Originally posted at Scatterplot.
There are few things more satisfying than finding another reason that millennials are the worst. They’re narcissistic, coddled, unpatriotic, racist, and nervous about free speech. And now, millennial men want a return to the nostalgic 1950s, with women in the kitchen, whipping up a nice quiche after a hard day on the line.
This is the story presented in Stephanie Coontz’s Friday piece in the New York Times, “Do Millennial Men Want Stay-at-Home Wives,”which reports on evidence from the Council on Contemporary Families (using the General Social Survey) and from sociologists Joanna Pepin and David Cotter (using Monitoring the Future ).
Journalists have gone a bit nuts for this millennial-as-Ward-Cleaver narrative, consistent with what we already know about garbage millennials, and stories from Quartz and Time Magazine have already popped up.
The Times piece includes this damning trend among men ages 18-25:
But the GSS just released their 2016 data this week. 89% of men disagree or strongly disagree with the statement “It is much better for everyone involved if the man is the achiever outside the home and the women takes care of the home and family” – the highest rate among either men or women ages 18-25 in the GSS’s 40-year history. It’s also much higher than the rate reported by everyone older than 25, about 71%.
So is the story, “Clinton defeat inspires millennial men to gender equality”? Or more likely, “Garbage millennial men can’t make up their mind about women”?
I suspect it’s another, less sexy story: you can’t say a lot about millennials based on talking to 66 men.
The GSS surveys are pretty small – about 2,000-3,000 per wave – so once you split by sample, and then split by age, and then exclude the older millennials (age 26-34) who don’t show any negative trend in gender equality, you’re left with cells of about 60-100 men ages 18-25 per wave. Standard errors on any given year are 6-8 percent.
So let’s throw some statistics at it. Suppose you want to know whether there is a downward trend in young male disagreement with the women-in-the-kitchen statement. Using all available GSS data, there is a positive, not statistically significant trend in men’s attitudes (more disagreement). Starting in 1988 only, there is very, very small negative, not statistically significant effect.
Only if we pick 1994 as a starting point, as Coontz does, ignoring the dip just a few years prior, do we see a negative less-than half-percentage point drop in disagreement per year, significant at the 10-percent level.
As Columbia statistician Andrew Gelman wisely warns, none of these results account for the many, many paths the researchers could have taken to arrive at these results, which can make overreliance on any of these p-values problematic. For example, if we just looked at millennials the way they’re usually defined, as individuals ages 18-34?

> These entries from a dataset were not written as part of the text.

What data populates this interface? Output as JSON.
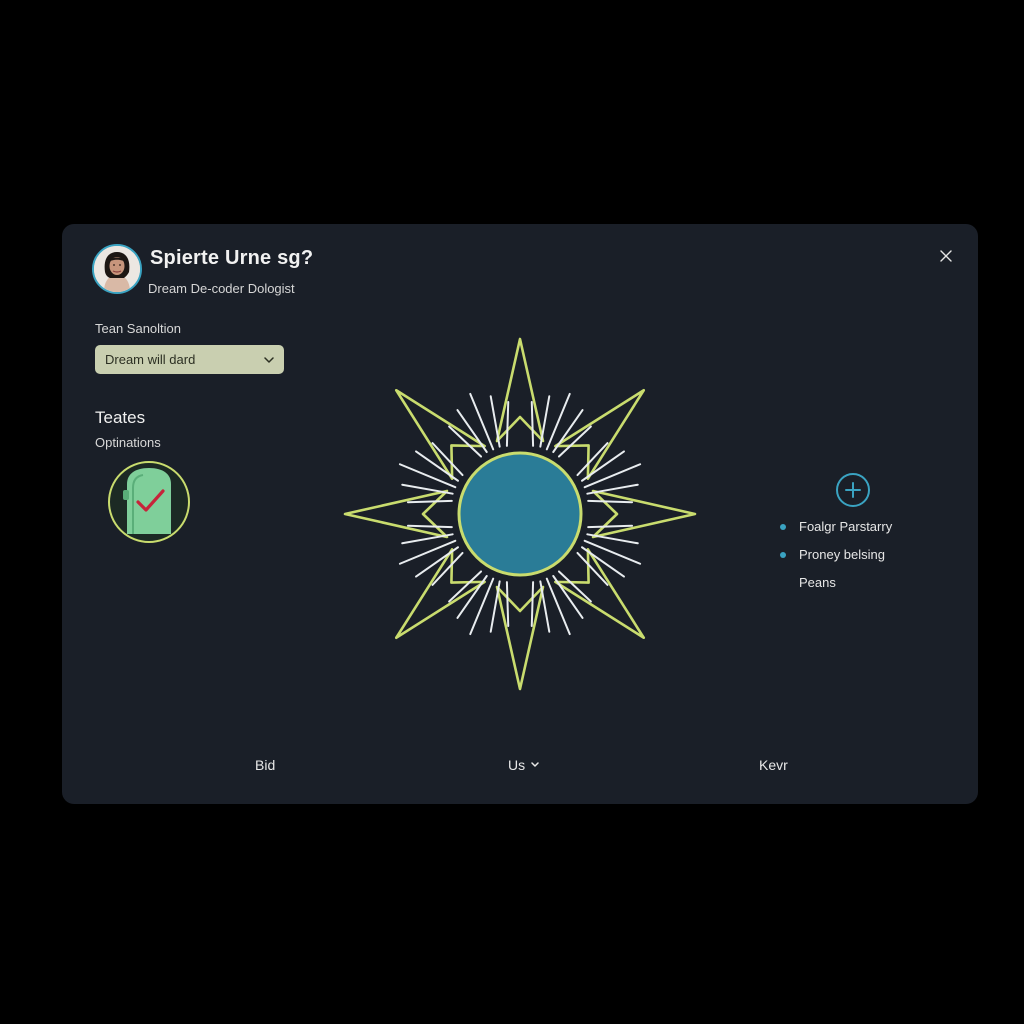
{
  "header": {
    "title": "Spierte Urne sg?",
    "subtitle": "Dream De-coder Dologist",
    "close_icon": "close-icon"
  },
  "form": {
    "label": "Tean Sanoltion",
    "select_value": "Dream will dard",
    "select_icon": "chevron-down-icon"
  },
  "section": {
    "title": "Teates",
    "subtitle": "Optinations",
    "badge_icon": "check-badge-icon"
  },
  "right": {
    "add_icon": "plus-circle-icon",
    "items": [
      "Foalgr Parstarry",
      "Proney belsing"
    ],
    "extra": "Peans"
  },
  "footer": {
    "left": "Bid",
    "center": "Us",
    "right": "Kevr"
  },
  "colors": {
    "background": "#000000",
    "panel": "#1a1f28",
    "accent": "#3aa3c2",
    "lime": "#c9dc6e",
    "select_bg": "#c9cfb0",
    "center_circle": "#2a7c97"
  }
}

The Pepin and Cotter piece, in fact, presents two additional figures in direct contrast with the garbage millennial theory – in Monitoring the Future, millennial men’s support for women in the public sphere has plateaued, not fallen; and attitudes about women working have continued to improve, not worsen. Their conclusion is, therefore, that they find some evidence of a move away from gender equality – a nuance that’s since been lost in the discussion of their work.
So what does this mean? Standard errors matter, and millennials might not always be as garbage as we think they are.
Emily Beam is Assistant Professor of Economics at the University of Vermont. She studies labor and development economics, with a particular focus on employment and education policy, migration, fertility and marriage, and the role of incomplete information and behavioral biases on individual decision-making.